§ **Exercise prompt**
Nothing but a full, exact copy of the data is needed.
-- Excerpted records follows --
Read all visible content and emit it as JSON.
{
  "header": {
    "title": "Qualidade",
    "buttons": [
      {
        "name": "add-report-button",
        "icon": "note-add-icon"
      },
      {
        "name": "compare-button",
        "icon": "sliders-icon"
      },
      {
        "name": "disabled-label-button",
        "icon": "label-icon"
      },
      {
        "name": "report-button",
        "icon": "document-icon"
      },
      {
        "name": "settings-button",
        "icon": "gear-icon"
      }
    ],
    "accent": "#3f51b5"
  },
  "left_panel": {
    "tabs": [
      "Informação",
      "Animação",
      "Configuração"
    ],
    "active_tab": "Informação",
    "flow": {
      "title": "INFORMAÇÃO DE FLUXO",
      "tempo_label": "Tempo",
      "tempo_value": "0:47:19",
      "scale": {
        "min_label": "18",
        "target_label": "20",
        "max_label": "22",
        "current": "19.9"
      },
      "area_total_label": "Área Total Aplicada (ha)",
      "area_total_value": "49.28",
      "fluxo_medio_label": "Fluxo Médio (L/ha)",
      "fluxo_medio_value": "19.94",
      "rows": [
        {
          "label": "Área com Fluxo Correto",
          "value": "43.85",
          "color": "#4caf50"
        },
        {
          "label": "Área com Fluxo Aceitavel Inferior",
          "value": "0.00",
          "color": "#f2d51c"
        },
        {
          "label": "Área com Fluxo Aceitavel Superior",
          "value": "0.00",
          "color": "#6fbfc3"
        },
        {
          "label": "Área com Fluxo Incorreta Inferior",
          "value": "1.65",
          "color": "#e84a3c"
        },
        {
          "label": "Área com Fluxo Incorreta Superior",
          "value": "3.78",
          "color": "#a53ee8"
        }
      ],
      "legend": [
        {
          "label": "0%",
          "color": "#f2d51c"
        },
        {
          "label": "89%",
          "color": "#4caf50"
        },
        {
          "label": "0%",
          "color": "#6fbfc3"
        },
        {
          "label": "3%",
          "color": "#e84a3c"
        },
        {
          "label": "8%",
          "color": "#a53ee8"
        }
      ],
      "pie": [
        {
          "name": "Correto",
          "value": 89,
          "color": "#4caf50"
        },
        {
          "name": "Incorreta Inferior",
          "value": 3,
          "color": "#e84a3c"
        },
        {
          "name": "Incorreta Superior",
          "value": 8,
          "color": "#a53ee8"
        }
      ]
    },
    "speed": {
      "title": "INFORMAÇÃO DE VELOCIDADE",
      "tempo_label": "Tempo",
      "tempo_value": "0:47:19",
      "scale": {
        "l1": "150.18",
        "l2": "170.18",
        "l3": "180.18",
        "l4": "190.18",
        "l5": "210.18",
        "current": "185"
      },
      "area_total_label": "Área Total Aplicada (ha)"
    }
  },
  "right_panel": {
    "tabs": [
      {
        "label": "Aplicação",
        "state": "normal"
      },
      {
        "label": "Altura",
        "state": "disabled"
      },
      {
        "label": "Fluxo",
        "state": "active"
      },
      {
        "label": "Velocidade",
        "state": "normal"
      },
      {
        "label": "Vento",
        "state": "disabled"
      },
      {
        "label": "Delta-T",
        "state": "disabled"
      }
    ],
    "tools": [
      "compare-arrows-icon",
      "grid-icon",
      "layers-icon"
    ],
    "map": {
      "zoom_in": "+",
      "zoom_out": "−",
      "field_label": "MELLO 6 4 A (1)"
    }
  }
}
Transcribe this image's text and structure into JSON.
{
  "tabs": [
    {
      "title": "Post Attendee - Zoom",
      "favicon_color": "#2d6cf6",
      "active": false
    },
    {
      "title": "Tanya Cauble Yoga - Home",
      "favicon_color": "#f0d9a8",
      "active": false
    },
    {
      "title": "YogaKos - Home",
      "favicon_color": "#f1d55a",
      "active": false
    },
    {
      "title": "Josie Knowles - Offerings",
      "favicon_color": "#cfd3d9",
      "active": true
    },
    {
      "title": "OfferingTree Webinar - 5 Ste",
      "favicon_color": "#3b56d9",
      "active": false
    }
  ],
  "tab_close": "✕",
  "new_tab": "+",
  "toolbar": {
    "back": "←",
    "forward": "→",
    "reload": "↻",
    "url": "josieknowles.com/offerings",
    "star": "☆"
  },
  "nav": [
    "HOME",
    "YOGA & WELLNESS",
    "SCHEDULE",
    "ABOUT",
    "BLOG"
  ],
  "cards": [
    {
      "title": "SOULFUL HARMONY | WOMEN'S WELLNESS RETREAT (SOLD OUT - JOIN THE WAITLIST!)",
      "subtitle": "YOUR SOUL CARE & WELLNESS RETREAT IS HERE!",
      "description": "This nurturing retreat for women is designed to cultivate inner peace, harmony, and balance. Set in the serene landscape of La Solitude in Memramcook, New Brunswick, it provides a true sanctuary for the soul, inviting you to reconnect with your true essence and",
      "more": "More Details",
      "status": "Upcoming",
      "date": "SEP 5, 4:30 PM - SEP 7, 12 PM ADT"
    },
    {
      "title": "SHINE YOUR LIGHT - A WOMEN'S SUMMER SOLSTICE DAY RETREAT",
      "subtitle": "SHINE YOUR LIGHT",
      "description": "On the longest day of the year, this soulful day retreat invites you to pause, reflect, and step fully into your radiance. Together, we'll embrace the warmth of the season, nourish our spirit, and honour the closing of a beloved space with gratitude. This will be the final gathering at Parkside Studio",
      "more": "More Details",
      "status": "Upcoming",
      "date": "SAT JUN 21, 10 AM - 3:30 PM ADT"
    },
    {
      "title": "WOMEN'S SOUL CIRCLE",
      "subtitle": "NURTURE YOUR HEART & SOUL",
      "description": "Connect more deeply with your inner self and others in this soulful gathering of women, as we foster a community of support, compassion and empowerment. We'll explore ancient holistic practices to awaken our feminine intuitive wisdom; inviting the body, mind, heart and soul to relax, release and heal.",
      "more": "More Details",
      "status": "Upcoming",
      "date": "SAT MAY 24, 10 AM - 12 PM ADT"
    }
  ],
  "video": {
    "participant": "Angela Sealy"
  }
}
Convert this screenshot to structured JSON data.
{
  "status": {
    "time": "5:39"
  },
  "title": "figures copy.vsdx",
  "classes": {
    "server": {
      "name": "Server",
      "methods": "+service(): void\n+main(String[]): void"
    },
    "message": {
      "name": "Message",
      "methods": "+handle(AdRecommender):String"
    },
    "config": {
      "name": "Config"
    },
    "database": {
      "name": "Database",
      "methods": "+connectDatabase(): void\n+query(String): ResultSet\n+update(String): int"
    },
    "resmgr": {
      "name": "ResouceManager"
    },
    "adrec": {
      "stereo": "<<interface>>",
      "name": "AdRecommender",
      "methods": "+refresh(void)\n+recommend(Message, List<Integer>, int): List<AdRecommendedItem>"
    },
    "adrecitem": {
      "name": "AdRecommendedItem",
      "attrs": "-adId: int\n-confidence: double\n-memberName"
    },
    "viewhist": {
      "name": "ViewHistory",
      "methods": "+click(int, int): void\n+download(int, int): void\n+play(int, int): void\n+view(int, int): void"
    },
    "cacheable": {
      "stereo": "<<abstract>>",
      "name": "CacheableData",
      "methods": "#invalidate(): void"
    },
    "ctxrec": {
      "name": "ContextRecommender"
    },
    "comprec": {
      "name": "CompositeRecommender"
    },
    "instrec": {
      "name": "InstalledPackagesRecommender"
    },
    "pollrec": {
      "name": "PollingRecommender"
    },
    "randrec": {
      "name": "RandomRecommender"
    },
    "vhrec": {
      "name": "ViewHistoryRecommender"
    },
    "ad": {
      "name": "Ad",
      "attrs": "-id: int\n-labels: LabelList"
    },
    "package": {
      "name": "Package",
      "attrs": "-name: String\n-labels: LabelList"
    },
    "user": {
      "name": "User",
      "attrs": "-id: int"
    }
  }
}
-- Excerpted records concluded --
§ **Output below**
Read all visible content and emit it as JSON.
{
  "header": {
    "title": "Qualidade",
    "buttons": [
      {
        "name": "add-report-button",
        "icon": "note-add-icon"
      },
      {
        "name": "compare-button",
        "icon": "sliders-icon"
      },
      {
        "name": "disabled-label-button",
        "icon": "label-icon"
      },
      {
        "name": "report-button",
        "icon": "document-icon"
      },
      {
        "name": "settings-button",
        "icon": "gear-icon"
      }
    ],
    "accent": "#3f51b5"
  },
  "left_panel": {
    "tabs": [
      "Informação",
      "Animação",
      "Configuração"
    ],
    "active_tab": "Informação",
    "flow": {
      "title": "INFORMAÇÃO DE FLUXO",
      "tempo_label": "Tempo",
      "tempo_value": "0:47:19",
      "scale": {
        "min_label": "18",
        "target_label": "20",
        "max_label": "22",
        "current": "19.9"
      },
      "area_total_label": "Área Total Aplicada (ha)",
      "area_total_value": "49.28",
      "fluxo_medio_label": "Fluxo Médio (L/ha)",
      "fluxo_medio_value": "19.94",
      "rows": [
        {
          "label": "Área com Fluxo Correto",
          "value": "43.85",
          "color": "#4caf50"
        },
        {
          "label": "Área com Fluxo Aceitavel Inferior",
          "value": "0.00",
          "color": "#f2d51c"
        },
        {
          "label": "Área com Fluxo Aceitavel Superior",
          "value": "0.00",
          "color": "#6fbfc3"
        },
        {
          "label": "Área com Fluxo Incorreta Inferior",
          "value": "1.65",
          "color": "#e84a3c"
        },
        {
          "label": "Área com Fluxo Incorreta Superior",
          "value": "3.78",
          "color": "#a53ee8"
        }
      ],
      "legend": [
        {
          "label": "0%",
          "color": "#f2d51c"
        },
        {
          "label": "89%",
          "color": "#4caf50"
        },
        {
          "label": "0%",
          "color": "#6fbfc3"
        },
        {
          "label": "3%",
          "color": "#e84a3c"
        },
        {
          "label": "8%",
          "color": "#a53ee8"
        }
      ],
      "pie": [
        {
          "name": "Correto",
          "value": 89,
          "color": "#4caf50"
        },
        {
          "name": "Incorreta Inferior",
          "value": 3,
          "color": "#e84a3c"
        },
        {
          "name": "Incorreta Superior",
          "value": 8,
          "color": "#a53ee8"
        }
      ]
    },
    "speed": {
      "title": "INFORMAÇÃO DE VELOCIDADE",
      "tempo_label": "Tempo",
      "tempo_value": "0:47:19",
      "scale": {
        "l1": "150.18",
        "l2": "170.18",
        "l3": "180.18",
        "l4": "190.18",
        "l5": "210.18",
        "current": "185"
      },
      "area_total_label": "Área Total Aplicada (ha)"
    }
  },
  "right_panel": {
    "tabs": [
      {
        "label": "Aplicação",
        "state": "normal"
      },
      {
        "label": "Altura",
        "state": "disabled"
      },
      {
        "label": "Fluxo",
        "state": "active"
      },
      {
        "label": "Velocidade",
        "state": "normal"
      },
      {
        "label": "Vento",
        "state": "disabled"
      },
      {
        "label": "Delta-T",
        "state": "disabled"
      }
    ],
    "tools": [
      "compare-arrows-icon",
      "grid-icon",
      "layers-icon"
    ],
    "map": {
      "zoom_in": "+",
      "zoom_out": "−",
      "field_label": "MELLO 6 4 A (1)"
    }
  }
}
Transcribe this image's text and structure into JSON.
{
  "tabs": [
    {
      "title": "Post Attendee - Zoom",
      "favicon_color": "#2d6cf6",
      "active": false
    },
    {
      "title": "Tanya Cauble Yoga - Home",
      "favicon_color": "#f0d9a8",
      "active": false
    },
    {
      "title": "YogaKos - Home",
      "favicon_color": "#f1d55a",
      "active": false
    },
    {
      "title": "Josie Knowles - Offerings",
      "favicon_color": "#cfd3d9",
      "active": true
    },
    {
      "title": "OfferingTree Webinar - 5 Ste",
      "favicon_color": "#3b56d9",
      "active": false
    }
  ],
  "tab_close": "✕",
  "new_tab": "+",
  "toolbar": {
    "back": "←",
    "forward": "→",
    "reload": "↻",
    "url": "josieknowles.com/offerings",
    "star": "☆"
  },
  "nav": [
    "HOME",
    "YOGA & WELLNESS",
    "SCHEDULE",
    "ABOUT",
    "BLOG"
  ],
  "cards": [
    {
      "title": "SOULFUL HARMONY | WOMEN'S WELLNESS RETREAT (SOLD OUT - JOIN THE WAITLIST!)",
      "subtitle": "YOUR SOUL CARE & WELLNESS RETREAT IS HERE!",
      "description": "This nurturing retreat for women is designed to cultivate inner peace, harmony, and balance. Set in the serene landscape of La Solitude in Memramcook, New Brunswick, it provides a true sanctuary for the soul, inviting you to reconnect with your true essence and",
      "more": "More Details",
      "status": "Upcoming",
      "date": "SEP 5, 4:30 PM - SEP 7, 12 PM ADT"
    },
    {
      "title": "SHINE YOUR LIGHT - A WOMEN'S SUMMER SOLSTICE DAY RETREAT",
      "subtitle": "SHINE YOUR LIGHT",
      "description": "On the longest day of the year, this soulful day retreat invites you to pause, reflect, and step fully into your radiance. Together, we'll embrace the warmth of the season, nourish our spirit, and honour the closing of a beloved space with gratitude. This will be the final gathering at Parkside Studio",
      "more": "More Details",
      "status": "Upcoming",
      "date": "SAT JUN 21, 10 AM - 3:30 PM ADT"
    },
    {
      "title": "WOMEN'S SOUL CIRCLE",
      "subtitle": "NURTURE YOUR HEART & SOUL",
      "description": "Connect more deeply with your inner self and others in this soulful gathering of women, as we foster a community of support, compassion and empowerment. We'll explore ancient holistic practices to awaken our feminine intuitive wisdom; inviting the body, mind, heart and soul to relax, release and heal.",
      "more": "More Details",
      "status": "Upcoming",
      "date": "SAT MAY 24, 10 AM - 12 PM ADT"
    }
  ],
  "video": {
    "participant": "Angela Sealy"
  }
}
Convert this screenshot to structured JSON data.
{
  "status": {
    "time": "5:39"
  },
  "title": "figures copy.vsdx",
  "classes": {
    "server": {
      "name": "Server",
      "methods": "+service(): void\n+main(String[]): void"
    },
    "message": {
      "name": "Message",
      "methods": "+handle(AdRecommender):String"
    },
    "config": {
      "name": "Config"
    },
    "database": {
      "name": "Database",
      "methods": "+connectDatabase(): void\n+query(String): ResultSet\n+update(String): int"
    },
    "resmgr": {
      "name": "ResouceManager"
    },
    "adrec": {
      "stereo": "<<interface>>",
      "name": "AdRecommender",
      "methods": "+refresh(void)\n+recommend(Message, List<Integer>, int): List<AdRecommendedItem>"
    },
    "adrecitem": {
      "name": "AdRecommendedItem",
      "attrs": "-adId: int\n-confidence: double\n-memberName"
    },
    "viewhist": {
      "name": "ViewHistory",
      "methods": "+click(int, int): void\n+download(int, int): void\n+play(int, int): void\n+view(int, int): void"
    },
    "cacheable": {
      "stereo": "<<abstract>>",
      "name": "CacheableData",
      "methods": "#invalidate(): void"
    },
    "ctxrec": {
      "name": "ContextRecommender"
    },
    "comprec": {
      "name": "CompositeRecommender"
    },
    "instrec": {
      "name": "InstalledPackagesRecommender"
    },
    "pollrec": {
      "name": "PollingRecommender"
    },
    "randrec": {
      "name": "RandomRecommender"
    },
    "vhrec": {
      "name": "ViewHistoryRecommender"
    },
    "ad": {
      "name": "Ad",
      "attrs": "-id: int\n-labels: LabelList"
    },
    "package": {
      "name": "Package",
      "attrs": "-name: String\n-labels: LabelList"
    },
    "user": {
      "name": "User",
      "attrs": "-id: int"
    }
  }
}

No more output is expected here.